AFL is an industry standard fuzzing tool, which is widely used by practitioners. For most research tools on fuzzing, such as Angora(S&P’18) and CollAFL(S&P’18), the target is to make fuzzers explore the fuzzed program with higher coverage. These tools added new features to AFL, and were reported to be more effectively and efficiently on finding bugs.

In this post, I will introduce basic usages of AFL.

Download and Install

  • To download it, go to the official website or click here.
  • Uncompressed the file and run make at the source root.
  • If you want to install it, then run make install.

Let’s run it!

The most commonly used dataset for fuzzers is LAVA-M. With this dataset, we could test totally four projects: base64, md5sum, uniq and who. For fuzzing we need to compile the projects with afl-clang.

Use the following command to compile the projects:

$ cd lava_corpus/LAVA-M/base64/coreutils-8.24-lava-safe/
$ CC=/xx/afl-clang ./configure 
$ make
$ ls src/base64

Generally speaking, the commands compile base64 with code instrumented by afl. Then, type the following command to run afl-fuzz on base64:

$ /xx/afl-fuzz -i lava_corpus/LAVA-M/base64/fuzzer_input -o ../output -t 100 -- ./base64 -d @@

The line tells afl to fuzz base64 binary, with start inputs from a folder sepecified with -i, and to save all data (status, crashes, generated seeds, etc.) to the location by -o. And it is limited to run no longer than 100 ms for each input.

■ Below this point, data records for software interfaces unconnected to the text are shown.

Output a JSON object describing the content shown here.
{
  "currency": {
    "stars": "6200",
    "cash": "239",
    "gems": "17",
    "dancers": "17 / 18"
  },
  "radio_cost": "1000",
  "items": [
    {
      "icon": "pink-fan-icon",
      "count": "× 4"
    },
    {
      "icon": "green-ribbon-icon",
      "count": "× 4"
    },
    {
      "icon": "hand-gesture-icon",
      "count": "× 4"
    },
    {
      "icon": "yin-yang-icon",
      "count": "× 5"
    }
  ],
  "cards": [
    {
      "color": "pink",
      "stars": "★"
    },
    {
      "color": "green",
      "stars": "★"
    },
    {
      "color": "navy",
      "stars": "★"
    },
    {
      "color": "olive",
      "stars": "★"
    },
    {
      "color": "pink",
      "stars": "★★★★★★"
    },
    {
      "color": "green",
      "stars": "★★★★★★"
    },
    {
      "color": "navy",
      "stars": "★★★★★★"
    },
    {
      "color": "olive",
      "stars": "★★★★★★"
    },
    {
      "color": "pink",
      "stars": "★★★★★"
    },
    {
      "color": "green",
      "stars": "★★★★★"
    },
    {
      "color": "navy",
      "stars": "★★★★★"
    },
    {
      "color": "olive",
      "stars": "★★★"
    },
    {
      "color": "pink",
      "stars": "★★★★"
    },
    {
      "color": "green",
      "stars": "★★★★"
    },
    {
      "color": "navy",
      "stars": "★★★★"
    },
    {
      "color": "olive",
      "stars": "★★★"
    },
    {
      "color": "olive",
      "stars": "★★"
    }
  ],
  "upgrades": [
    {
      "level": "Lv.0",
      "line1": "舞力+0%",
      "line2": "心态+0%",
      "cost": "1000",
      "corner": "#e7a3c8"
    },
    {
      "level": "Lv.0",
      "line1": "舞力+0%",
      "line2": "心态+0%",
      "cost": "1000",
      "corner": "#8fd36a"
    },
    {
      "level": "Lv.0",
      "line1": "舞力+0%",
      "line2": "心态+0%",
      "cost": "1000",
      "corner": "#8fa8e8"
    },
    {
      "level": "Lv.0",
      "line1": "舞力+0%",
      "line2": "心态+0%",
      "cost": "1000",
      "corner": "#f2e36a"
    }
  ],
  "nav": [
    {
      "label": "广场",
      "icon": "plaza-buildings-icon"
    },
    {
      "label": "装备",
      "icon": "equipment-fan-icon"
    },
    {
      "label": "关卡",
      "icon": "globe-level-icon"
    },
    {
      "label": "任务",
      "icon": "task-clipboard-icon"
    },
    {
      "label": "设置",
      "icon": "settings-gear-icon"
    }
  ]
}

We use @@ to fetch input from the file and feed it directly to the program.

If you could see the following screen, it means afl is running:

Fig 1. AFL Status Screen